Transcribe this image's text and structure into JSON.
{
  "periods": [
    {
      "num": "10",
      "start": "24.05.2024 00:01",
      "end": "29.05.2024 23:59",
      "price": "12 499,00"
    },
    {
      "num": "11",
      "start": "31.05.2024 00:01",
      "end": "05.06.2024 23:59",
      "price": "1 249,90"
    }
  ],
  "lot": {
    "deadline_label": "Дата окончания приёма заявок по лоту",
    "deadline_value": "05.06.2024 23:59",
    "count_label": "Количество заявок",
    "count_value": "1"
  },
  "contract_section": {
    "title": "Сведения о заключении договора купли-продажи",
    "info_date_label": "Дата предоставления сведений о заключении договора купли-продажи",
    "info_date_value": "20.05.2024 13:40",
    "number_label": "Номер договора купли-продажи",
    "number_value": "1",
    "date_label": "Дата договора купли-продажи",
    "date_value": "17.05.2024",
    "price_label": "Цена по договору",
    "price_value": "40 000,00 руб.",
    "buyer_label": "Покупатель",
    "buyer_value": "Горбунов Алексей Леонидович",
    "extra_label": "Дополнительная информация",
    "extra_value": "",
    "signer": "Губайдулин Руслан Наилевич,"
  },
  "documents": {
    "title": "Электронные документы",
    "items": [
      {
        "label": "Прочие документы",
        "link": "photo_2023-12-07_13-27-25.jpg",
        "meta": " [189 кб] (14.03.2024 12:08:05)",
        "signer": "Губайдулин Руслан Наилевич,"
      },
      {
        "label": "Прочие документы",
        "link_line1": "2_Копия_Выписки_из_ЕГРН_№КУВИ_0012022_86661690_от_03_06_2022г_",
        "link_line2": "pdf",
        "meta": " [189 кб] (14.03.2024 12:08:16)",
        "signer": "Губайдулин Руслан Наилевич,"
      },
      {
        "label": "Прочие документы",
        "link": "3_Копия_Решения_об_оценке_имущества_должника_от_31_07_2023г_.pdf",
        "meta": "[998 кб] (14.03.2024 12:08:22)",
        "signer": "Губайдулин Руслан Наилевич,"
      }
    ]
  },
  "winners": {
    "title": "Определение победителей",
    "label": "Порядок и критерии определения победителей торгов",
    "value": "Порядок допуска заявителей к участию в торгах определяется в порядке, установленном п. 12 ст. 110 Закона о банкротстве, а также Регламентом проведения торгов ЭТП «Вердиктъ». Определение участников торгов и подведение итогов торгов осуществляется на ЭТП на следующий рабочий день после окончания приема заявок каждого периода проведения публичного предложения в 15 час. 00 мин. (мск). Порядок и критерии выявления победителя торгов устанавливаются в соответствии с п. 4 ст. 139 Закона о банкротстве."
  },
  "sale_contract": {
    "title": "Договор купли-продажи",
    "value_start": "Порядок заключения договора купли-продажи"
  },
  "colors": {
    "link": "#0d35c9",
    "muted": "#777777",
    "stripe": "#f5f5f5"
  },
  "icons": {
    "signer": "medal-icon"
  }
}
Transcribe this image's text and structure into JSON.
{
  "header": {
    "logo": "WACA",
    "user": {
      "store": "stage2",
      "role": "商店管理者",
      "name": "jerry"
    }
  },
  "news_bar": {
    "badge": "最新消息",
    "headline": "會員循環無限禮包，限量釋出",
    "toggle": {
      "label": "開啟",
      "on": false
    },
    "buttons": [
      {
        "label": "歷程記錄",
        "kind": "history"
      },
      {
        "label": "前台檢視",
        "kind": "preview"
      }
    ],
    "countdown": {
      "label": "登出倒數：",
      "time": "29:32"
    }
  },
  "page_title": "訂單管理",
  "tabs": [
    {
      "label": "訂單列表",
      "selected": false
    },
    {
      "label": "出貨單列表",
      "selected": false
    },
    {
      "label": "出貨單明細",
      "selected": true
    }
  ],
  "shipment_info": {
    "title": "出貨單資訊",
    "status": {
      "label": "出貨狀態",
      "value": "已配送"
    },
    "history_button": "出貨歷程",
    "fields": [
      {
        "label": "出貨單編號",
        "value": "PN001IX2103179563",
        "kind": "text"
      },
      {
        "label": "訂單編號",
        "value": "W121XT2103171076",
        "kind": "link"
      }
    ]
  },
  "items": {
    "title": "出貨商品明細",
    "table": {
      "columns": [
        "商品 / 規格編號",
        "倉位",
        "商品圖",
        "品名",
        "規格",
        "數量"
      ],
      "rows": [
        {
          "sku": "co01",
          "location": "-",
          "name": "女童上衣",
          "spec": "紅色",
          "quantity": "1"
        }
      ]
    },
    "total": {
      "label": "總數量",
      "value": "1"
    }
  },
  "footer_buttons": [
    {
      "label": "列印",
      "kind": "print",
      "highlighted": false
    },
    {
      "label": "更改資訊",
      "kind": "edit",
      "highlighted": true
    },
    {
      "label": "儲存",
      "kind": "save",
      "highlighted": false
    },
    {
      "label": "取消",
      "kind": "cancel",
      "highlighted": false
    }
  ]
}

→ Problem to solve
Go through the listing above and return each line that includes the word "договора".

→ Answer section
    "title": "Сведения о заключении договора купли-продажи",
    "info_date_label": "Дата предоставления сведений о заключении договора купли-продажи",
    "number_label": "Номер договора купли-продажи",
    "date_label": "Дата договора купли-продажи",
    "value_start": "Порядок заключения договора купли-продажи"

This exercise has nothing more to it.